Electro Deluxe says it doesn't take itself seriously; only the music
Electro Deluxe are revolutionaries. They took the liquid sound of jazz and opened it to a whole new world of electronica, funk and hip-hop. “We are jazz musicians, but a purist may not take too kindly to what we call jazz,” confesses James, the only American and the vocalist of the band. In his words music is a big tree with countless branches and they are just a single leaf.
“We just want to play good music and that's what we strive to do,” says James, while on the band's first tour in the country, performing at Bangalore's BFlat. They were on a three-city tour in the country and had just come in to Bangalore from Mumbai.
No overnight fame
When the band came together eight years ago, they never imagined that they would grow so big that they would be on tour in foreign countries. “I couldn't imagine then, but it did not happen overnight either. We started off as a four member band and little by little we expanded,” says Jereme, the bassist in the band and one of the members who has been a part of Electro Deluxe since the beginning. Today the line up includes, Thomas Faure on saxophone and programming, Jereme Coke on bass, Gael Cadoux on keyboards, Arnaud Renaville on the drums, Thomas Mayade on trumpet and James Copely on vocals.
James compares their progress as a band to driving in Mumbai. “We are just moving, and we have no idea how we are going to get there, but eventually we do.” As a band their growth has been more realistic as compared to other bands that have found phenomenal success, “Not everyone can be a Herbie Hancock or a U2, that doesn't happen too much. As a band we practise, we tour individually as well, and somehow keep it all together,” says James.
According to the band, in this industry, it's never about what a person knows, but who one knows. While the band has no misconception of their product exploding, they do enough to make them happy about their work.

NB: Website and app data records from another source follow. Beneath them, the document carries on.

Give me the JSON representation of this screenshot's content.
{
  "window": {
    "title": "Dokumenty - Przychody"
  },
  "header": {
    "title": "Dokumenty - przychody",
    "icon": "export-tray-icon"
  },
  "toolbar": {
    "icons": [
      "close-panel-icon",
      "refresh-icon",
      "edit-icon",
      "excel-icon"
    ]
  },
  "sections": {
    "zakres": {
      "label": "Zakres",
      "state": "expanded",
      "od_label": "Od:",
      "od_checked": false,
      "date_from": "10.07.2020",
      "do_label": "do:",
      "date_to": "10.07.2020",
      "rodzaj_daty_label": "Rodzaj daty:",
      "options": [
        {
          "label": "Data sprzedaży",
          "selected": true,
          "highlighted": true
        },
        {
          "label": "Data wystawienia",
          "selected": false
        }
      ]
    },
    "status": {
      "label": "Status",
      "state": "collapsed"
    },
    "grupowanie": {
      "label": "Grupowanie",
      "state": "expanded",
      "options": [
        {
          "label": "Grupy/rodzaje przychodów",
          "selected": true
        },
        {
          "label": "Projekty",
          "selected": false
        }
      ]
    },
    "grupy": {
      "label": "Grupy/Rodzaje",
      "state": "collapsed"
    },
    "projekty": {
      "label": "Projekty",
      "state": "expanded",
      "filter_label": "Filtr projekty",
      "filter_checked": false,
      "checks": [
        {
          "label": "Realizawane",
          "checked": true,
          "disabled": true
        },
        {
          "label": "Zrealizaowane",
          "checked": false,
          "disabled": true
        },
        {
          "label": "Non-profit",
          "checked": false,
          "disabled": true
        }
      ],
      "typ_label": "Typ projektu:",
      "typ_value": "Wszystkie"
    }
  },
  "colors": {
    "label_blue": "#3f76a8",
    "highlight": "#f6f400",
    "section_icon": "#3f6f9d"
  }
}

While they are a French band, all their songs are in English. “It is not authentic to the soul culture and even rhythmically it is much more difficult to sing in French,” says Jereme. The band is used to glitches on stage, “This is not the movies nor are we DJs, and mistakes are bound to happen when it is live. Besides we aren't very rigid and we don't take ourselves too seriously. We do take our work very seriously,” he quickly adds.